USA - 37pc
Japan - 26pc
Germany - 14pc
France - 5pc
UK - 4pc
Others - 14pc

Reinaert
02-10-11, 14:34
I'm afraid modern inventions come from lands other than Scotland or China.


In 2003 patents issued simultaneously in the USA, Japan and Europe gave:

USA - 37pc
Japan - 26pc
Germany - 14pc
France - 5pc
UK - 4pc
Others - 14pc

Sorry, but these figures don't say anything about the quality, only about the quantity.

For instance this British patent for a dog carrier.

http://www.flickr.com/photos/djj_pictures/4178848145

crudshoveller
15-11-11, 19:07
A few British inventions to add to the list are the vending machine, caterpillar tracks, the artifical hand, the heavier than air flying machine and golf.
One false discovery attribution seems to be Edward Jenner's smallpox innoculation. He was preceeded in the endeavour by Benjamin Jesty of Dorset (whose work was later acknowledged by some award), by the Welsh doctor Wright, by the American Cotton Mather, by attempts at perfecting the method in Germany, Denmark, Holland, Italy and France, plus, naturally, the Chinese, who were already trying this method of averting smallpox in the millenum BEFORE the last.
Jesty and Wright had also both commented that it was well known by country people that if cowpox could be induced in an individual that person would generally become immune to smallpox. Jenner just seems to have picked up the ball and run with it.
You can say that inventions come along in their proper time, but I find it interesting how some original ideas and unexpected inventions arose at precisely the same time in places far apart, whose inventors had proceeded upon their own lines of enquiry in isolation and were unaware of other investigations - the 'theory of evolution' from Alfred Russel Wallace and Charles Darwin is one, Walsharts and Heusinger steam locomotive valve gear is another, the theory of heredity is another.

DavidRojer
24-11-11, 09:43
Bundle of thanks for this sharing and information.That is really useful and let me tell you one thing that please stay in touch and keep sharing because i have remembered this information here and want to know more.

Brink28
17-02-13, 00:49
Well, you'd better say the English could and did "nick" more than any other people on Earth. :laughing:
BTW, there is no British people.
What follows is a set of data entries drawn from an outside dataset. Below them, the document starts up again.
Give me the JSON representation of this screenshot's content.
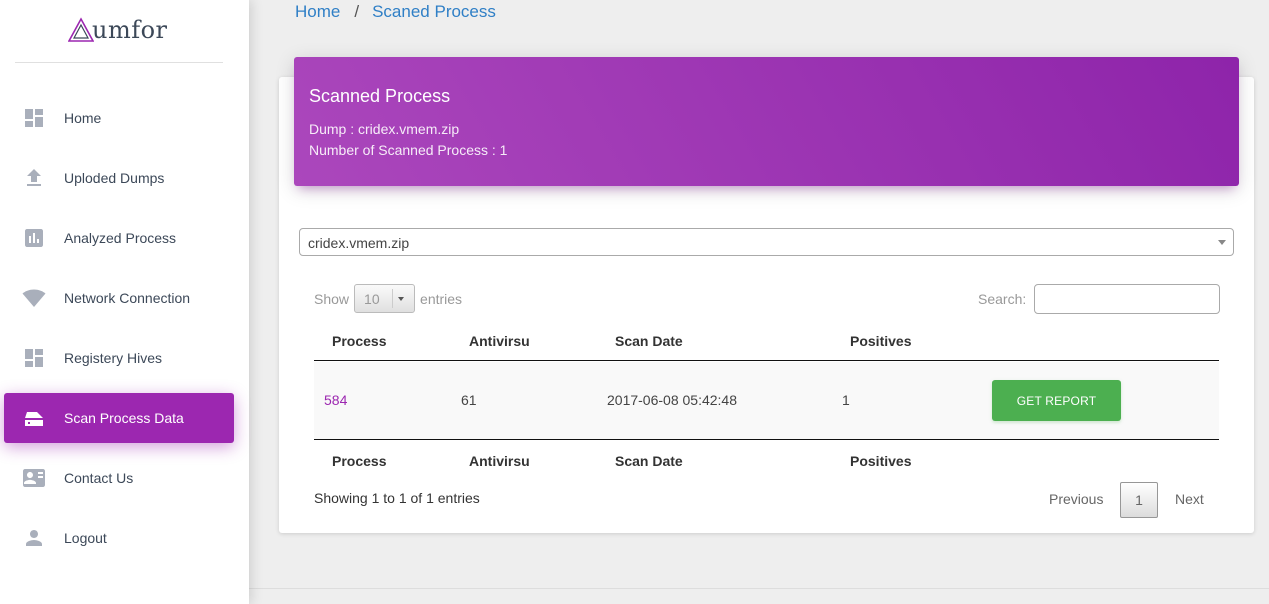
{
  "app": {
    "logo_text": "umfor"
  },
  "sidebar": {
    "items": [
      {
        "label": "Home",
        "icon": "dashboard-icon"
      },
      {
        "label": "Uploded Dumps",
        "icon": "upload-icon"
      },
      {
        "label": "Analyzed Process",
        "icon": "bar-chart-icon"
      },
      {
        "label": "Network Connection",
        "icon": "wifi-icon"
      },
      {
        "label": "Registery Hives",
        "icon": "dashboard-icon"
      },
      {
        "label": "Scan Process Data",
        "icon": "hard-drive-icon",
        "active": true
      },
      {
        "label": "Contact Us",
        "icon": "contact-card-icon"
      },
      {
        "label": "Logout",
        "icon": "person-icon"
      }
    ]
  },
  "breadcrumb": {
    "home": "Home",
    "separator": "/",
    "current": "Scaned Process"
  },
  "card": {
    "title": "Scanned Process",
    "dump_line": "Dump : cridex.vmem.zip",
    "count_line": "Number of Scanned Process : 1"
  },
  "dump_select": {
    "value": "cridex.vmem.zip"
  },
  "table_controls": {
    "show_label": "Show",
    "length_value": "10",
    "entries_label": "entries",
    "search_label": "Search:",
    "search_value": ""
  },
  "table": {
    "columns": [
      "Process",
      "Antivirsu",
      "Scan Date",
      "Positives"
    ],
    "rows": [
      {
        "process": "584",
        "antivirus": "61",
        "scan_date": "2017-06-08 05:42:48",
        "positives": "1",
        "action": "GET REPORT"
      }
    ]
  },
  "pagination": {
    "info": "Showing 1 to 1 of 1 entries",
    "previous": "Previous",
    "page": "1",
    "next": "Next"
  },
  "colors": {
    "accent": "#9c27b0",
    "success": "#4caf50",
    "link": "#2f7fc6"
  }
}
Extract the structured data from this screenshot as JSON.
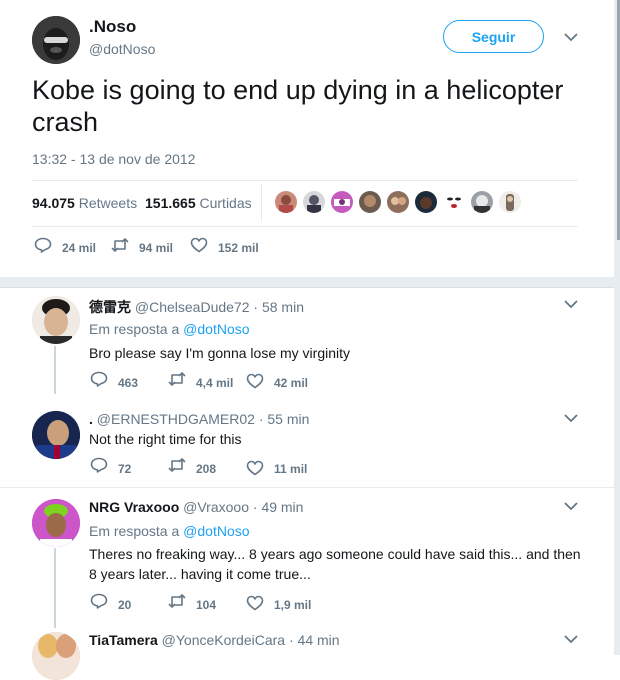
{
  "tweet": {
    "display_name": ".Noso",
    "handle": "@dotNoso",
    "follow_label": "Seguir",
    "text": "Kobe is going to end up dying in a helicopter crash",
    "timestamp": "13:32 - 13 de nov de 2012",
    "retweets_count": "94.075",
    "retweets_label": "Retweets",
    "likes_count": "151.665",
    "likes_label": "Curtidas",
    "reply_count": "24 mil",
    "retweet_count": "94 mil",
    "like_count": "152 mil"
  },
  "replies": [
    {
      "name": "德雷克",
      "handle": "@ChelseaDude72",
      "time": "58 min",
      "reply_prefix": "Em resposta a",
      "reply_to": "@dotNoso",
      "text": "Bro please say I'm gonna lose my virginity",
      "replies": "463",
      "retweets": "4,4 mil",
      "likes": "42 mil"
    },
    {
      "name": ".",
      "handle": "@ERNESTHDGAMER02",
      "time": "55 min",
      "text": "Not the right time for this",
      "replies": "72",
      "retweets": "208",
      "likes": "11 mil"
    },
    {
      "name": "NRG Vraxooo",
      "handle": "@Vraxooo",
      "time": "49 min",
      "reply_prefix": "Em resposta a",
      "reply_to": "@dotNoso",
      "text_line1": "Theres no freaking way... 8 years ago someone could have said this... and then",
      "text_line2": "8 years later... having it come true...",
      "replies": "20",
      "retweets": "104",
      "likes": "1,9 mil"
    },
    {
      "name": "TiaTamera",
      "handle": "@YonceKordeiCara",
      "time": "44 min"
    }
  ],
  "separator": "·",
  "colors": {
    "accent": "#1da1f2",
    "muted": "#657786",
    "text": "#14171a",
    "border": "#e6ecf0"
  }
}
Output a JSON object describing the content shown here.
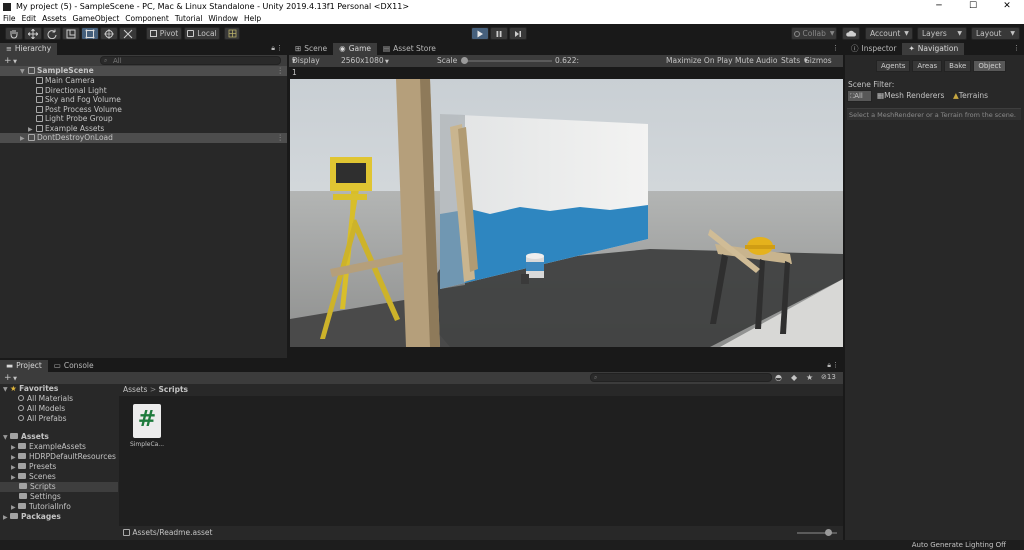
{
  "window": {
    "title": "My project (5) - SampleScene - PC, Mac & Linux Standalone - Unity 2019.4.13f1 Personal <DX11>",
    "minimize": "─",
    "maximize": "☐",
    "close": "✕"
  },
  "menu": [
    "File",
    "Edit",
    "Assets",
    "GameObject",
    "Component",
    "Tutorial",
    "Window",
    "Help"
  ],
  "toolbar": {
    "pivot_label": "Pivot",
    "local_label": "Local",
    "collab_label": "Collab",
    "account_label": "Account",
    "layers_label": "Layers",
    "layout_label": "Layout",
    "play_state": "playing"
  },
  "hierarchy": {
    "tab_label": "Hierarchy",
    "add_label": "+",
    "search_placeholder": "All",
    "items": [
      {
        "label": "SampleScene",
        "depth": 0,
        "expanded": true,
        "selected": true,
        "bold": true
      },
      {
        "label": "Main Camera",
        "depth": 1
      },
      {
        "label": "Directional Light",
        "depth": 1
      },
      {
        "label": "Sky and Fog Volume",
        "depth": 1
      },
      {
        "label": "Post Process Volume",
        "depth": 1
      },
      {
        "label": "Light Probe Group",
        "depth": 1
      },
      {
        "label": "Example Assets",
        "depth": 1,
        "collapsed": true
      },
      {
        "label": "DontDestroyOnLoad",
        "depth": 0,
        "collapsed": true,
        "selected": true
      }
    ]
  },
  "center": {
    "tabs": [
      "Scene",
      "Game",
      "Asset Store"
    ],
    "active_tab": "Game",
    "display_label": "Display 1",
    "resolution_label": "2560x1080",
    "scale_label": "Scale",
    "scale_value": "0.622:",
    "scale_fraction": 0.02,
    "maximize_label": "Maximize On Play",
    "mute_label": "Mute Audio",
    "stats_label": "Stats",
    "gizmos_label": "Gizmos"
  },
  "inspector": {
    "tabs": [
      "Inspector",
      "Navigation"
    ],
    "active_tab": "Navigation",
    "nav_buttons": [
      "Agents",
      "Areas",
      "Bake",
      "Object"
    ],
    "active_nav": "Object",
    "scene_filter_label": "Scene Filter:",
    "filter_options": [
      "All",
      "Mesh Renderers",
      "Terrains"
    ],
    "hint": "Select a MeshRenderer or a Terrain from the scene."
  },
  "project": {
    "tabs": [
      "Project",
      "Console"
    ],
    "active_tab": "Project",
    "favorites_label": "Favorites",
    "favorites": [
      "All Materials",
      "All Models",
      "All Prefabs"
    ],
    "assets_label": "Assets",
    "asset_folders": [
      "ExampleAssets",
      "HDRPDefaultResources",
      "Presets",
      "Scenes",
      "Scripts",
      "Settings",
      "TutorialInfo"
    ],
    "selected_folder": "Scripts",
    "packages_label": "Packages",
    "breadcrumb_root": "Assets",
    "breadcrumb_current": "Scripts",
    "files": [
      {
        "name": "SimpleCa...",
        "glyph": "#"
      }
    ],
    "hidden_count": "13",
    "footer_path": "Assets/Readme.asset",
    "zoom_fraction": 0.78
  },
  "status": {
    "text": "Auto Generate Lighting Off"
  },
  "colors": {
    "accent_play": "#46607c",
    "panel": "#282828",
    "dark": "#191919",
    "script_icon_green": "#1e7a3c"
  }
}
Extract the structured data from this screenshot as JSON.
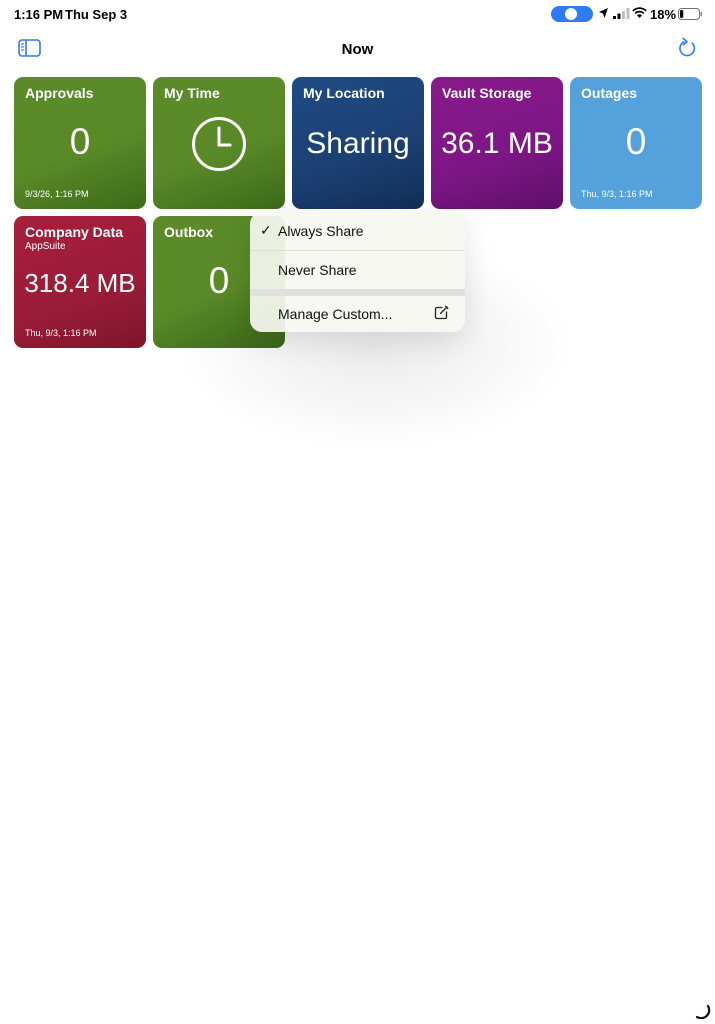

There are English, Welshmen and Scots.
The Irish aren't even British at all!
If anyone in Great Britain 'nicked' inventions it was the Scots. The English were the ones that gave away inventions like STDs at the end of the world.